*** Opening DATA EXTRACT ***
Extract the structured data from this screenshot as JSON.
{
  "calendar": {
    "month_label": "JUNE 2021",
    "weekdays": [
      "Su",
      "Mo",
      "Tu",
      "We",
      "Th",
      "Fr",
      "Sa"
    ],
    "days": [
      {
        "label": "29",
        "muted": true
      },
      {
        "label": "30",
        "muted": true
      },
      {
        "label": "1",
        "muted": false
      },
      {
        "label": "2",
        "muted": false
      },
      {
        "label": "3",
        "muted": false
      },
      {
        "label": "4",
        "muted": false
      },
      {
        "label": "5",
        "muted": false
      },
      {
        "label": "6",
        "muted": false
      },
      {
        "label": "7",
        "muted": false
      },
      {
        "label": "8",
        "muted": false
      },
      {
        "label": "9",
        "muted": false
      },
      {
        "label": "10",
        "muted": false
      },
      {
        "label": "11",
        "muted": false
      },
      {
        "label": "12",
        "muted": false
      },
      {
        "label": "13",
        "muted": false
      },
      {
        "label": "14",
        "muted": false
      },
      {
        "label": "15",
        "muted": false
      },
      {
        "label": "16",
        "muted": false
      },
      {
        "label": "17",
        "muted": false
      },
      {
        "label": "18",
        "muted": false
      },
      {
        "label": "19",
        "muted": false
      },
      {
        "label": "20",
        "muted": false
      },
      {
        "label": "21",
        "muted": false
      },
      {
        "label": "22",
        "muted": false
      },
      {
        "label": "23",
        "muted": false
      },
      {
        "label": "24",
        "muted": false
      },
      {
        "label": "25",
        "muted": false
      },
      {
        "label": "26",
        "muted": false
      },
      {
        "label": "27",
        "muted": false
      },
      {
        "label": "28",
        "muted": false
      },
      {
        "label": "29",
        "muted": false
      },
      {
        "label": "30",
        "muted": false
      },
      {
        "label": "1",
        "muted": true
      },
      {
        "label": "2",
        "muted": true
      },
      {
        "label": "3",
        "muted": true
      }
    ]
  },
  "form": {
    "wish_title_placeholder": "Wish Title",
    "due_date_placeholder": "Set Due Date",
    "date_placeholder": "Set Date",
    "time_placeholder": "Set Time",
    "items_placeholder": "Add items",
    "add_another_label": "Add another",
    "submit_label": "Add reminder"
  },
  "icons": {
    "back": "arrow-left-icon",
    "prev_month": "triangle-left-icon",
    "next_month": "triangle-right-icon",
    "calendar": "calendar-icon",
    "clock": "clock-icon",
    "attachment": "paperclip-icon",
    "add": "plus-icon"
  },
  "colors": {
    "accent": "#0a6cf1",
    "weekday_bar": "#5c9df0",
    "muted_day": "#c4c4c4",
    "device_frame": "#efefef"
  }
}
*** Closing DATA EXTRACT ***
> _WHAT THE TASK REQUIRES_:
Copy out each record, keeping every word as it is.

> _WORKED SOLUTION_:
Extract the structured data from this screenshot as JSON.
{
  "calendar": {
    "month_label": "JUNE 2021",
    "weekdays": [
      "Su",
      "Mo",
      "Tu",
      "We",
      "Th",
      "Fr",
      "Sa"
    ],
    "days": [
      {
        "label": "29",
        "muted": true
      },
      {
        "label": "30",
        "muted": true
      },
      {
        "label": "1",
        "muted": false
      },
      {
        "label": "2",
        "muted": false
      },
      {
        "label": "3",
        "muted": false
      },
      {
        "label": "4",
        "muted": false
      },
      {
        "label": "5",
        "muted": false
      },
      {
        "label": "6",
        "muted": false
      },
      {
        "label": "7",
        "muted": false
      },
      {
        "label": "8",
        "muted": false
      },
      {
        "label": "9",
        "muted": false
      },
      {
        "label": "10",
        "muted": false
      },
      {
        "label": "11",
        "muted": false
      },
      {
        "label": "12",
        "muted": false
      },
      {
        "label": "13",
        "muted": false
      },
      {
        "label": "14",
        "muted": false
      },
      {
        "label": "15",
        "muted": false
      },
      {
        "label": "16",
        "muted": false
      },
      {
        "label": "17",
        "muted": false
      },
      {
        "label": "18",
        "muted": false
      },
      {
        "label": "19",
        "muted": false
      },
      {
        "label": "20",
        "muted": false
      },
      {
        "label": "21",
        "muted": false
      },
      {
        "label": "22",
        "muted": false
      },
      {
        "label": "23",
        "muted": false
      },
      {
        "label": "24",
        "muted": false
      },
      {
        "label": "25",
        "muted": false
      },
      {
        "label": "26",
        "muted": false
      },
      {
        "label": "27",
        "muted": false
      },
      {
        "label": "28",
        "muted": false
      },
      {
        "label": "29",
        "muted": false
      },
      {
        "label": "30",
        "muted": false
      },
      {
        "label": "1",
        "muted": true
      },
      {
        "label": "2",
        "muted": true
      },
      {
        "label": "3",
        "muted": true
      }
    ]
  },
  "form": {
    "wish_title_placeholder": "Wish Title",
    "due_date_placeholder": "Set Due Date",
    "date_placeholder": "Set Date",
    "time_placeholder": "Set Time",
    "items_placeholder": "Add items",
    "add_another_label": "Add another",
    "submit_label": "Add reminder"
  },
  "icons": {
    "back": "arrow-left-icon",
    "prev_month": "triangle-left-icon",
    "next_month": "triangle-right-icon",
    "calendar": "calendar-icon",
    "clock": "clock-icon",
    "attachment": "paperclip-icon",
    "add": "plus-icon"
  },
  "colors": {
    "accent": "#0a6cf1",
    "weekday_bar": "#5c9df0",
    "muted_day": "#c4c4c4",
    "device_frame": "#efefef"
  }
}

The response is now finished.